Building an innovative Ethno-Geographic Information System (EGIS) to address opioid overdose disparities in Inland Southern California

Overdose Dashboard Built by Riverside County Public Health

In the United States, drug overdose is the leading cause of injury-related death. Nationally, narratives of opioid overdose as a predominantly White suburban crisis tell only a partial story, overshadowing the importance of local geosocial contexts in producing overdose disparities in marginalized and underserved communities. As one example, Riverside County is California’s third-largest in population, representing a socioeconomically, racially, and geographically diverse region characterized by widespread health disparities and a shortage of healthcare providers.

Overdose rates have been rising for more than a decade; nearly half of all overdoses are among non-White populations, and deaths have increased among Blacks by 30%, Native Americans by 47%, and Latinos by 52%, while 5-year average overdose rates are highest in several predominantly minority and rural communities beyond the county’s urban hub, the City of Riverside. We consider Riverside County as a “risk environment,” defined as the social and physical spaces where contextual factors interact to cluster harms among disadvantaged populations.

However, the spatial characteristics of overdose risk environments are not well characterized because current spatial models lack ethnographic granularity on how structural factors shape lived experiences of opioid use. Thus, we ask: how do we better characterize opioid overdose disparities to enhance our response across diverse social geographies? The overall goal of this project is to develop an innovative Ethno-Geographic Information System (EGIS) that combines ethnography with spatial analytics to characterize opioid overdose and guide research and resource allocation to reduce overdose disparities in underserved communities.

The specific aims of the project are to:

  1. Develop spatially-explicit models relating epidemiologic indicators of opioid overdose (i.e., overdose mortality, EMS calls) to spatial contextual variables hypothesized to influence the risk of overdose.
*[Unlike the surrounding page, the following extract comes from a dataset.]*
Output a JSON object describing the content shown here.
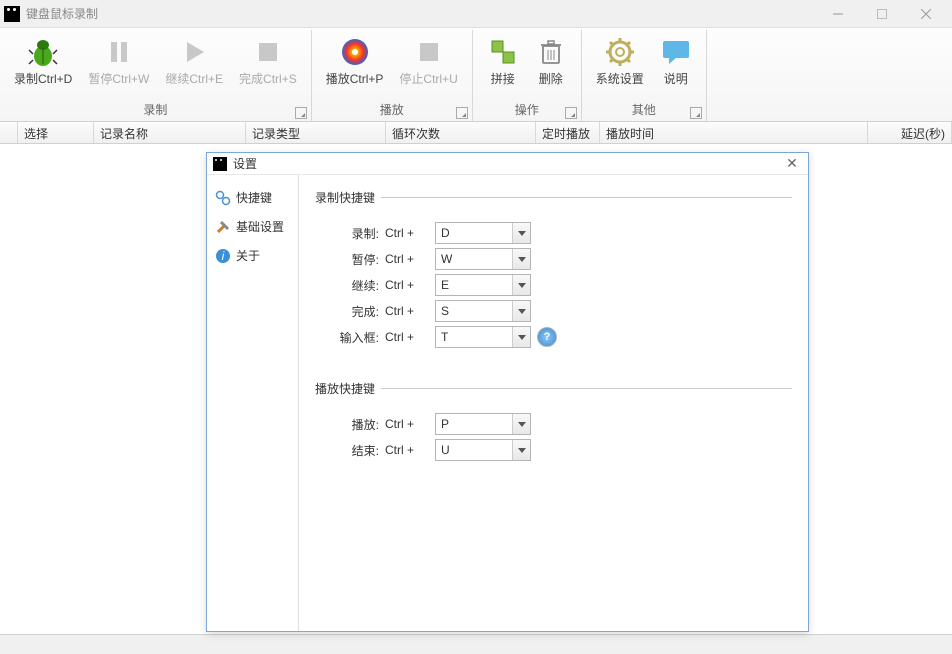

These models will combine to create a “risk surface” map of Riverside County and identify which aspects of spatial context are associated with opioid overdose disparities through the use of formal spatial analytical methods.

  2. Examine the structural, social, and spatial contexts of overdose among a diverse sample of people who use opioids via ethnographic methods (observations, in-depth interviews, and ethnographic mapping). This work will build upon, contextualize, and reconsider the risk surface map developed in Aim 1 using on-the- ground data to explain observed opioid overdose disparities.
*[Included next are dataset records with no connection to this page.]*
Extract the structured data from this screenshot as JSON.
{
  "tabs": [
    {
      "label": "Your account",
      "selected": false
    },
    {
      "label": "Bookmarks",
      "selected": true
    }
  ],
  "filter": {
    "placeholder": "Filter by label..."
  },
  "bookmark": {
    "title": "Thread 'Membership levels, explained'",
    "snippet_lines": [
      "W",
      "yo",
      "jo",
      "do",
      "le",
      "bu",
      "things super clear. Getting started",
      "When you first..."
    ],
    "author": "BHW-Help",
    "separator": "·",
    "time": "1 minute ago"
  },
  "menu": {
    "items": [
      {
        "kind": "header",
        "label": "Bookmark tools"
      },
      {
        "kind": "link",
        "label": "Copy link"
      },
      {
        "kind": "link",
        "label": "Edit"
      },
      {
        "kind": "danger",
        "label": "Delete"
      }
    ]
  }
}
  3. Integrate the geospatial and ethnographic data from Aims 1 and 2 to develop an Ethno-Geographic Information System (EGIS) that characterizes opioid overdose disparities to guide resource allocation and future research efforts focused on reducing disparities. Our research will provide an innovative new method, EGIS, to serve as a foundation for developing and testing community-level interventions to reduce overdose incidence and mortality in subsequent R01 grant proposals, and will provide a new tool for use by communities around the country to address opioid overdose disparities.

See more on the funder’s website

Jennifer Leigh Syvertsen
Jennifer Leigh Syvertsen
Associate Professor

I am a medical anthropologist trained in epidemiology and global public health whose work focuses on improving the lives of socially marginalized populations.

Sergio Rey
Sergio Rey
Director and Professor

My research interests include geographic information science, spatial inequality dynamics, regional science, spatial econometrics, and spatial data science.

Elijah Knaap
Elijah Knaap
Associate Director & Senior Research Scientist

My research interests include urban inequality, neighborhood dynamics, spatial data science, regional analysis, and housing & land policy.